Time-Travel is one of the features that have additional costs and the ability to use that depends on your Snowflake Edition (you can check it from here). It depends on your usage of them but might really be a friend of you; especially if you are working with big dimensional datas. It takes the period that you want to see the data and make a historical journey. If you have the Snowflake Standart Version you can set this value as 0 or 1 days. In Snowflake Enterprise Version and the versions above, this value can be set up to 90 days for permanent objects.

There are different ways to utilize this function, one of them is to use with specific date:

SELECT * FROM <your_table> AT(TIMESTAMP => 'Tue, 20 Mar 2023 12:00:00 -0700'::timestamp_tz);

the other way is to call with the certain period of time that we want to see our data (the offset is calculated by seconds so this function is going to go show 3 minutes before):

SELECT * FROM <your_table> AT(OFFSET => -60*3);

last but not least you can call it with one of our query id’s that we made, and specify that we want to see the data before that:

SELECT * FROM <your_table> BEFORE(STATEMENT => '01ab1437-0000-8a87-0000-e4d50003c756');

to have a return value from all these queries our data should exist at the time that we want to travel.

Resource Monitors

Resource Monitors are unique features that help us to notice our warehouse overuse. We can set some usage limitations based on specific parameters that we want. For instance; let’s create a Resource Monitor that suspends immediately when we have used half of the credit quota we gave it in a day. To do so we can run this query:

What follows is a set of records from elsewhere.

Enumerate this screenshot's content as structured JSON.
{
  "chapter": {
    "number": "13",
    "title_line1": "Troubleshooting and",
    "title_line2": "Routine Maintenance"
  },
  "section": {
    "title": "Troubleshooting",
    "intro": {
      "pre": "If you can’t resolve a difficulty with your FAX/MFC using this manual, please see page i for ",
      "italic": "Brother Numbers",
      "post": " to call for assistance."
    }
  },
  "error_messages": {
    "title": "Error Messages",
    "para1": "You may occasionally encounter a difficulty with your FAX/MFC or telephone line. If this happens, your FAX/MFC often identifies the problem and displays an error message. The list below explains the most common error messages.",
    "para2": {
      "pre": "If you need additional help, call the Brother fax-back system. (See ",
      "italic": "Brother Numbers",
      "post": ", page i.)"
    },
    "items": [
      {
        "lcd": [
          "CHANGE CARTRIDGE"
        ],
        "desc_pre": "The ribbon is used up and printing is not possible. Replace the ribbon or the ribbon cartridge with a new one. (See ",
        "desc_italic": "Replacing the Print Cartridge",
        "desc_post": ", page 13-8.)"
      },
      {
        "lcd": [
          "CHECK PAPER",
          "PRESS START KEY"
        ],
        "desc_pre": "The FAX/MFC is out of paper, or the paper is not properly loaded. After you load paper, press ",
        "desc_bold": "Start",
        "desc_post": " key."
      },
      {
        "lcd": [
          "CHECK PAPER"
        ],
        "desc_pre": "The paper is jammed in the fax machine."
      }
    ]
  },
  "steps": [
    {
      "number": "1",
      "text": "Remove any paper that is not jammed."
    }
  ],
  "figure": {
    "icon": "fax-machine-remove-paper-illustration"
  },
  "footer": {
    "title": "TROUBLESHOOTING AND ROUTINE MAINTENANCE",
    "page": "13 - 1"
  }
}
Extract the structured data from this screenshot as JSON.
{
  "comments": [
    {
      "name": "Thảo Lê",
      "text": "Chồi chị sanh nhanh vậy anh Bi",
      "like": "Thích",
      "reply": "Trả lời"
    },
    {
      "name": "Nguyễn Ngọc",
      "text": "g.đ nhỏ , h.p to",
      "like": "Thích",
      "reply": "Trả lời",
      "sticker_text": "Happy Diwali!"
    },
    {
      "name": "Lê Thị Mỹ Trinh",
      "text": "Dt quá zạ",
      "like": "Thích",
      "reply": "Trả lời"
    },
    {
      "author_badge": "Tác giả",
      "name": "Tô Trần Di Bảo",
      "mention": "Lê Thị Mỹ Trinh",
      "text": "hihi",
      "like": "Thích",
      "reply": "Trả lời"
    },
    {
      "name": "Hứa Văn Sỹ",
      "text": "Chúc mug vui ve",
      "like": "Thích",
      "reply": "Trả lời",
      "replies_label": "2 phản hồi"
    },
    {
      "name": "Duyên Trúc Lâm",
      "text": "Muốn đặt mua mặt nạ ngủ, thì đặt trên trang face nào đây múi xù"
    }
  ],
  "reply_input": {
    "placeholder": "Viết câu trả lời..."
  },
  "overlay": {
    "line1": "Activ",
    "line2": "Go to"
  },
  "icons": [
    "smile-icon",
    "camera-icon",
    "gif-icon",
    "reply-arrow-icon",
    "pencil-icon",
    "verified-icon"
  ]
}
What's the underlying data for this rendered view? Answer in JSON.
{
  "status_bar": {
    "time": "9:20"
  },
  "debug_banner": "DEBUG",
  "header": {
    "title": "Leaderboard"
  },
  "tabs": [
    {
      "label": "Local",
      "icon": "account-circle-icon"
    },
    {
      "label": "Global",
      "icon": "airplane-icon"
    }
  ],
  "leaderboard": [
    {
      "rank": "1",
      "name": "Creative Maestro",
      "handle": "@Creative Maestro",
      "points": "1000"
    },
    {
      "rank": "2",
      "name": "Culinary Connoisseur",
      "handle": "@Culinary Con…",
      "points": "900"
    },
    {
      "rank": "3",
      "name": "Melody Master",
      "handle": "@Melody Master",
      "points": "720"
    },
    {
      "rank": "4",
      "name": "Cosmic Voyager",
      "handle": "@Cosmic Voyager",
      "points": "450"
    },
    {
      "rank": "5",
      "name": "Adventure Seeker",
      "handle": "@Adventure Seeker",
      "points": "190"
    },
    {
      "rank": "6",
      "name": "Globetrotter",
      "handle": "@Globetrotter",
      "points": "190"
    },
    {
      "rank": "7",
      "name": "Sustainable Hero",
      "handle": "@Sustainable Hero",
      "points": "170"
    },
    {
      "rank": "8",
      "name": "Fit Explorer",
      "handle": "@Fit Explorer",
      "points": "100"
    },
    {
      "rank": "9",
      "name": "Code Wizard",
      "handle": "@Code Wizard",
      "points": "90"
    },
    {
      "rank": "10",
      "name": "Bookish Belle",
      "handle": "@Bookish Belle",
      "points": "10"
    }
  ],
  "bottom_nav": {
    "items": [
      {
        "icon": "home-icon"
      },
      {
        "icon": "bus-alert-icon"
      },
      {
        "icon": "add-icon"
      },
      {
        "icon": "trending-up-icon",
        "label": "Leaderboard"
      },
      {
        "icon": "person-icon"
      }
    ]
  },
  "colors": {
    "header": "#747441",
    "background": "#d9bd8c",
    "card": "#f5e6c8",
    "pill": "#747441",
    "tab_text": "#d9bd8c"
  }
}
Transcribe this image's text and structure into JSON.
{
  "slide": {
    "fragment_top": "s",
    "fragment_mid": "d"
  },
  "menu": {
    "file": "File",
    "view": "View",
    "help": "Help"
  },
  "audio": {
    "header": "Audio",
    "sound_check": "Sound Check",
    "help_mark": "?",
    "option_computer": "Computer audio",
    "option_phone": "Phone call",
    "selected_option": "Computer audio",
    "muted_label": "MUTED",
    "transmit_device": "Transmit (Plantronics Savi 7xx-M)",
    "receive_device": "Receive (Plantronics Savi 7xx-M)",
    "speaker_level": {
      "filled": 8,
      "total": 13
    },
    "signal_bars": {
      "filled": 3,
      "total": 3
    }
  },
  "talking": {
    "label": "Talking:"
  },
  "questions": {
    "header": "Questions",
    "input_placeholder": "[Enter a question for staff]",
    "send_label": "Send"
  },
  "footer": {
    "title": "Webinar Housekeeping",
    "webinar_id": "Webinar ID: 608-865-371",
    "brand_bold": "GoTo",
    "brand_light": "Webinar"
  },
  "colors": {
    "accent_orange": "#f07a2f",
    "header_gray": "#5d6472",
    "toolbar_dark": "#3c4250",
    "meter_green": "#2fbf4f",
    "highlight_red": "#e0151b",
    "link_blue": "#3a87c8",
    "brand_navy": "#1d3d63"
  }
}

                   CREDIT_QUOTA = 100
                   FREQUENCY = DAILY
                   NOTIFY_USERS = ('CANHOBEK', 'CANHOBEK2')

We have three trigger actions; DO NOTIFY, DO SUSPEND, DO SUSPEND_IMMEDIATE as we show in our example. The difference between suspend and suspend_immediate is while we are using suspend_immediate the system is going to suspend the warehouse without waiting for that query to end; but in suspend the last query process will be waited to finish and then the warehouse will be suspended. While notify will only send a notify to users without any further action.


As a conclusion; Snowflake offers us several options to detect where we are overusing our credits and tries to make some improvements to share the best working experience with us. Using these options, we can set features such as resource monitors and auto-suspend function which will take our experience to a next level.

If you ever wonder how you can check your Snowflake usage in detail, you can check this link, and decide which type of pricing control features your account requires.